“The federal criminal indictment has an amazing way of sharpening one’s mind and focus, and that’s true for a company as well as for an individual,” said Jeff Meyer, a Quinnipiac University law professor and former federal prosecutor specializing in environmental crimes.
It is not uncommon for federal prosecutors to go to a company or individual they plan to indict in advance of doing so and give them an opportunity to reach a plea agreement, said University of Michigan law professor David Uhlmann, a former federal prosecutor who is following the spill litigation closely but isn’t directly involved.
If the parties reach a deal, the government files a document called a “criminal information” detailing the allegations, and that’s what happened in BP’s case. Such a result gives a company certainty and allows it to control the message that comes out more than if it were indicted first and forced to go through the protracted litigation that often precedes a trial.
It’s not clear to what extent such discussions may have occurred in advance with the three individuals charged this week – BP well-site leaders Donald Vidrine and Robert Kaluza and former executive David Rainey.
But they did not reach plea deals, and were named in formal indictments rather than criminal informations.
Lawyers for Vidrine and Kaluza expressed shock at their indictments on manslaughter charges and maintained their clients’ innocence.
Rainey was charged with obstruction of Congress and making false statements to law enforcement officials after the disaster.
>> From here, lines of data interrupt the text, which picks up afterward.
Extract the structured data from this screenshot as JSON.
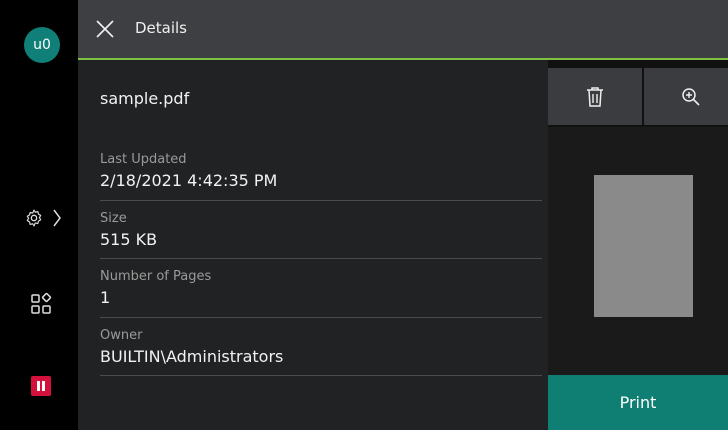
{
  "user": {
    "avatar_label": "u0"
  },
  "header": {
    "title": "Details"
  },
  "file": {
    "name": "sample.pdf",
    "properties": [
      {
        "label": "Last Updated",
        "value": "2/18/2021 4:42:35 PM"
      },
      {
        "label": "Size",
        "value": "515 KB"
      },
      {
        "label": "Number of Pages",
        "value": "1"
      },
      {
        "label": "Owner",
        "value": "BUILTIN\\Administrators"
      }
    ]
  },
  "actions": {
    "print_label": "Print"
  },
  "icons": {
    "close": "close-icon",
    "settings": "gear-icon",
    "apps": "apps-icon",
    "pause": "pause-icon",
    "delete": "trash-icon",
    "zoom": "zoom-in-icon"
  },
  "colors": {
    "accent": "#0f7f74",
    "avatar": "#0f7f78",
    "header_line": "#7fc241",
    "pause": "#d4103c"
  }
}
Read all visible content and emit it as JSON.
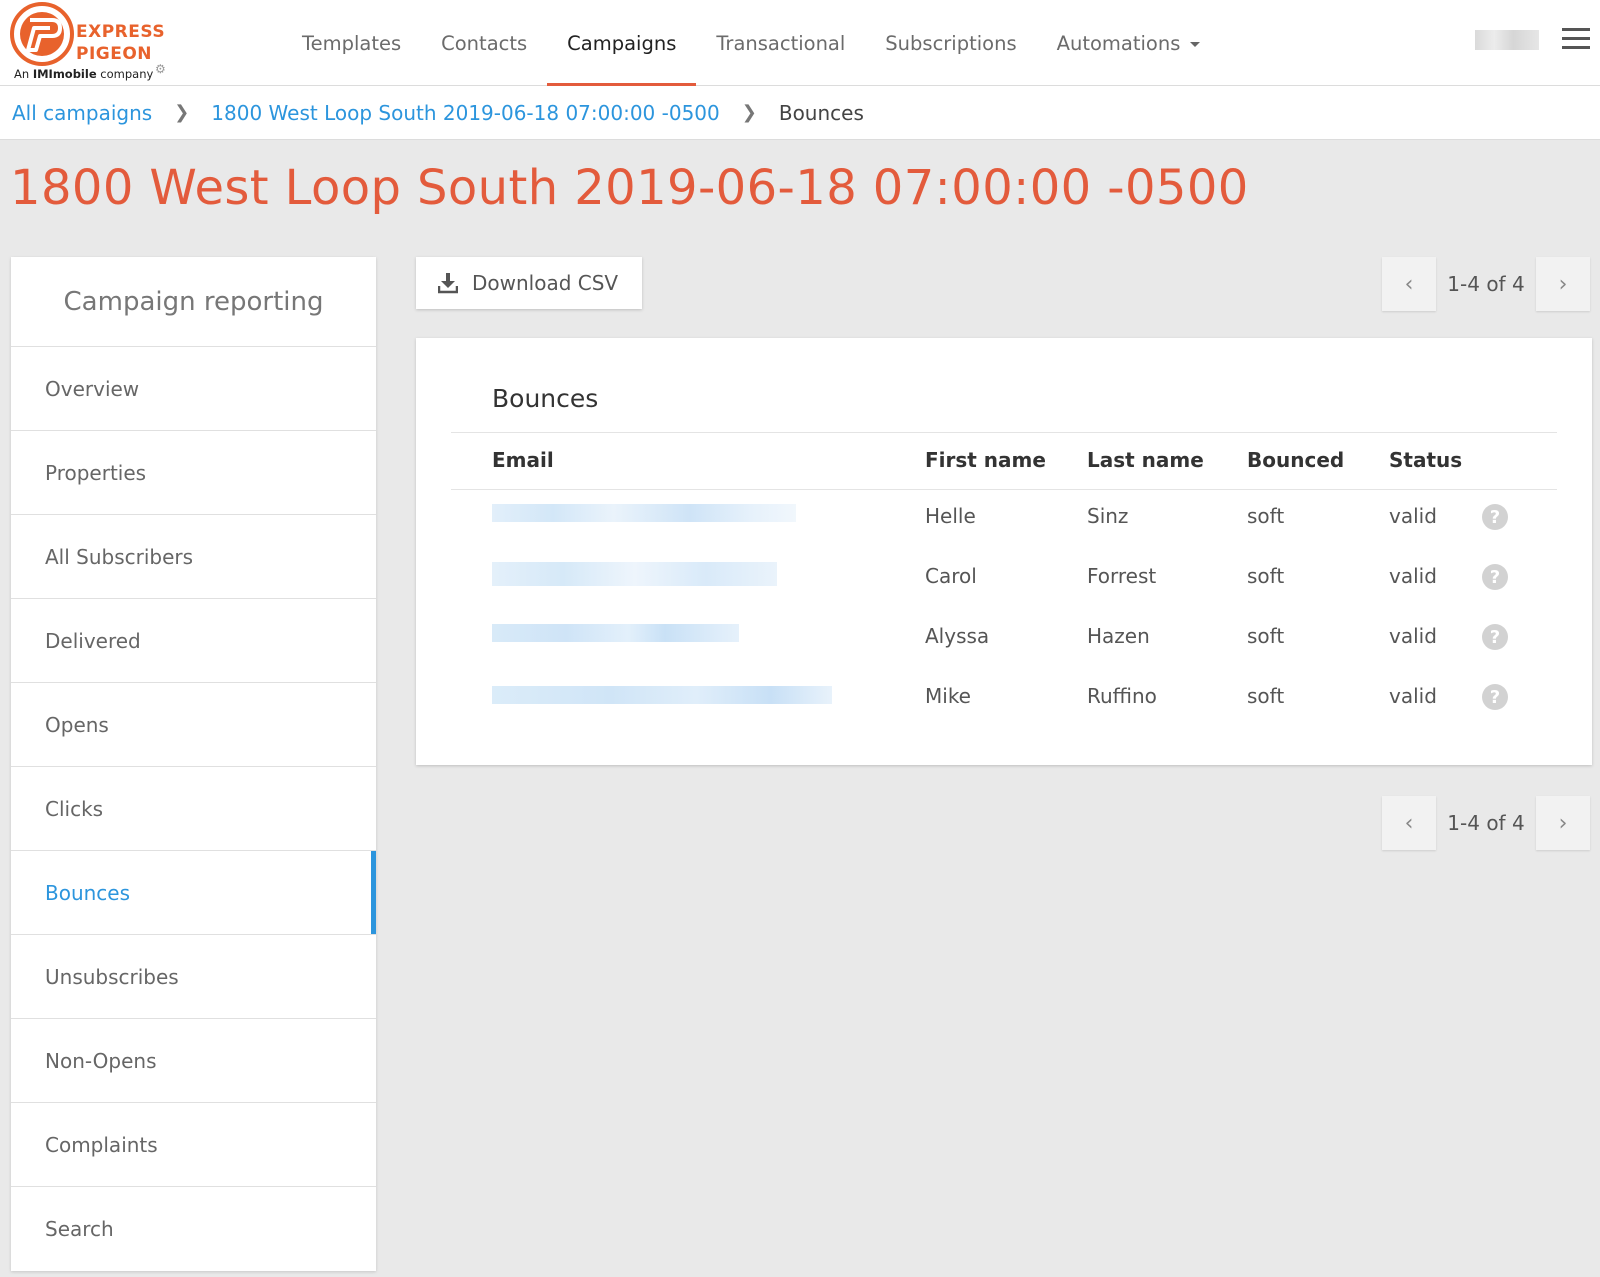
{
  "brand": {
    "logo_line1": "EXPRESS",
    "logo_line2": "PIGEON",
    "tagline_prefix": "An ",
    "tagline_bold": "IMImobile",
    "tagline_suffix": " company",
    "color": "#e8622c"
  },
  "nav": {
    "items": [
      {
        "label": "Templates"
      },
      {
        "label": "Contacts"
      },
      {
        "label": "Campaigns"
      },
      {
        "label": "Transactional"
      },
      {
        "label": "Subscriptions"
      },
      {
        "label": "Automations"
      }
    ],
    "active": "Campaigns"
  },
  "breadcrumb": {
    "root": "All campaigns",
    "campaign": "1800 West Loop South 2019-06-18 07:00:00 -0500",
    "current": "Bounces"
  },
  "page": {
    "title": "1800 West Loop South 2019-06-18 07:00:00 -0500"
  },
  "sidebar": {
    "heading": "Campaign reporting",
    "items": [
      {
        "label": "Overview"
      },
      {
        "label": "Properties"
      },
      {
        "label": "All Subscribers"
      },
      {
        "label": "Delivered"
      },
      {
        "label": "Opens"
      },
      {
        "label": "Clicks"
      },
      {
        "label": "Bounces"
      },
      {
        "label": "Unsubscribes"
      },
      {
        "label": "Non-Opens"
      },
      {
        "label": "Complaints"
      },
      {
        "label": "Search"
      }
    ],
    "active": "Bounces"
  },
  "toolbar": {
    "download_label": "Download CSV"
  },
  "pagination": {
    "label": "1-4 of 4"
  },
  "table": {
    "title": "Bounces",
    "columns": [
      "Email",
      "First name",
      "Last name",
      "Bounced",
      "Status"
    ],
    "rows": [
      {
        "first_name": "Helle",
        "last_name": "Sinz",
        "bounced": "soft",
        "status": "valid"
      },
      {
        "first_name": "Carol",
        "last_name": "Forrest",
        "bounced": "soft",
        "status": "valid"
      },
      {
        "first_name": "Alyssa",
        "last_name": "Hazen",
        "bounced": "soft",
        "status": "valid"
      },
      {
        "first_name": "Mike",
        "last_name": "Ruffino",
        "bounced": "soft",
        "status": "valid"
      }
    ]
  },
  "colors": {
    "accent": "#e35b3c",
    "link": "#2c95dd"
  }
}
His lawyer could not be reached.
A curious notation in the court record suggests the criminal cases against Vidrine and Kaluza were filed on Oct. 3, and the indictment unsealed Thursday is described as a “superseding indictment.” But court records show no related public paper trail prior to Thursday.
A Justice Department spokeswoman declined to comment,but Kaluza’s lawyer vowed to pursue the matter.
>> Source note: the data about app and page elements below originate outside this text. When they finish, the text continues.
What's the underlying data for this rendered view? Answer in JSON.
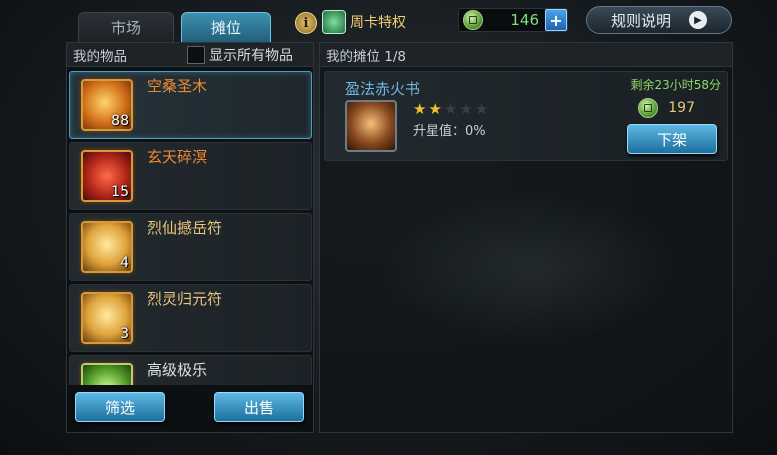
{
  "tabs": {
    "market": "市场",
    "stall": "摊位"
  },
  "topbar": {
    "info_label": "i",
    "weekly_card": "周卡特权",
    "currency_amount": "146",
    "add_label": "+",
    "rules_label": "规则说明"
  },
  "left_panel": {
    "title": "我的物品",
    "show_all_label": "显示所有物品",
    "items": [
      {
        "name": "空桑圣木",
        "count": "88"
      },
      {
        "name": "玄天碎溟",
        "count": "15"
      },
      {
        "name": "烈仙撼岳符",
        "count": "4"
      },
      {
        "name": "烈灵归元符",
        "count": "3"
      },
      {
        "name": "高级极乐",
        "count": ""
      }
    ],
    "filter_label": "筛选",
    "sell_label": "出售"
  },
  "right_panel": {
    "title": "我的摊位 1/8",
    "listing": {
      "name": "盈法赤火书",
      "stars_filled": 2,
      "stars_total": 5,
      "star_value": "升星值：0%",
      "remaining": "剩余23小时58分",
      "price": "197",
      "delist_label": "下架"
    }
  }
}
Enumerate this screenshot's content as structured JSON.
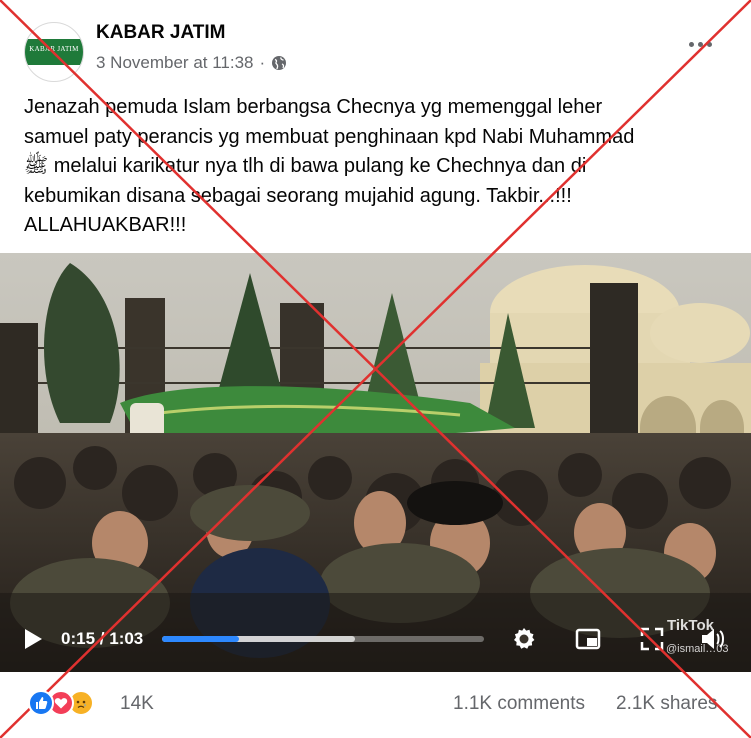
{
  "header": {
    "page_name": "KABAR JATIM",
    "timestamp": "3 November at 11:38",
    "separator": "·",
    "avatar_text": "KABAR JATIM",
    "icons": {
      "audience": "globe-icon",
      "more": "more-options-icon"
    }
  },
  "caption": "Jenazah pemuda Islam berbangsa Checnya yg memenggal leher\nsamuel paty perancis yg membuat penghinaan kpd Nabi Muhammad\nﷺ melalui karikatur nya tlh di bawa pulang ke Chechnya dan di\nkebumikan disana sebagai seorang mujahid agung. Takbir...!!!\nALLAHUAKBAR!!!",
  "video": {
    "current_time": "0:15",
    "separator": "/",
    "duration": "1:03",
    "played_fraction": 0.24,
    "buffered_fraction": 0.6,
    "watermark": "TikTok",
    "watermark_user": "@ismail…03",
    "icons": [
      "play-icon",
      "settings-icon",
      "picture-in-picture-icon",
      "fullscreen-icon",
      "volume-icon"
    ]
  },
  "footer": {
    "reactions": [
      "like",
      "love",
      "sad"
    ],
    "reaction_count": "14K",
    "comments": "1.1K comments",
    "shares": "2.1K shares"
  },
  "colors": {
    "accent": "#2d88ff",
    "secondary_text": "#65676b",
    "cross": "#e0312f",
    "like": "#1877f2",
    "love": "#f33e58",
    "sad": "#f7b125"
  }
}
“It’s something we’re going to be on top of,” attorney Shaun Clarke said.
Now attention turns to Transocean and Halliburton.
In recent regulatory filings, both companies have acknowledged the government’s criminal investigation could ensnare them.
Transocean said in a regulatory filing on Sept. 11 that it has had discussions with the Justice Department seeking to resolve civil and criminal claims related to the disaster for $1.5 billion. But an agreement so far has been elusive.
The company said it would have to resolve several issues, including the time period for payment and the factual basis for a plea, before it can agree to any criminal settlement.
A person familiar with the situation said Friday there have been talks between Transocean and the Justice Department in recent weeks. A Transocean spokesman declined to comment.
Halliburton, meanwhile, said in an Oct. 23 filing that the Justice Department is examining the company’s record-keeping, testing and modeling after the accident, securities filings and public statements by the company and its employees.
“We have had and expect to continue to have discussions with the DOJ regarding the Macondo well incident and associated pre-incident and post-incident conduct,” Halliburton said in the filing. A Halliburton lawyer did not respond to a request for comment.
Uhlmann, the professor and former prosecutor, said charges are certainly possible against Transocean and Halliburton.
“The biggest question right now about Transocean and Halliburton is why they have not been charged already,” Uhlmann said. “It is unusual to bring charges against the lead defendant first and wait until later to bring charges against the less culpable defendants. But that’s what the Justice Department has done here.”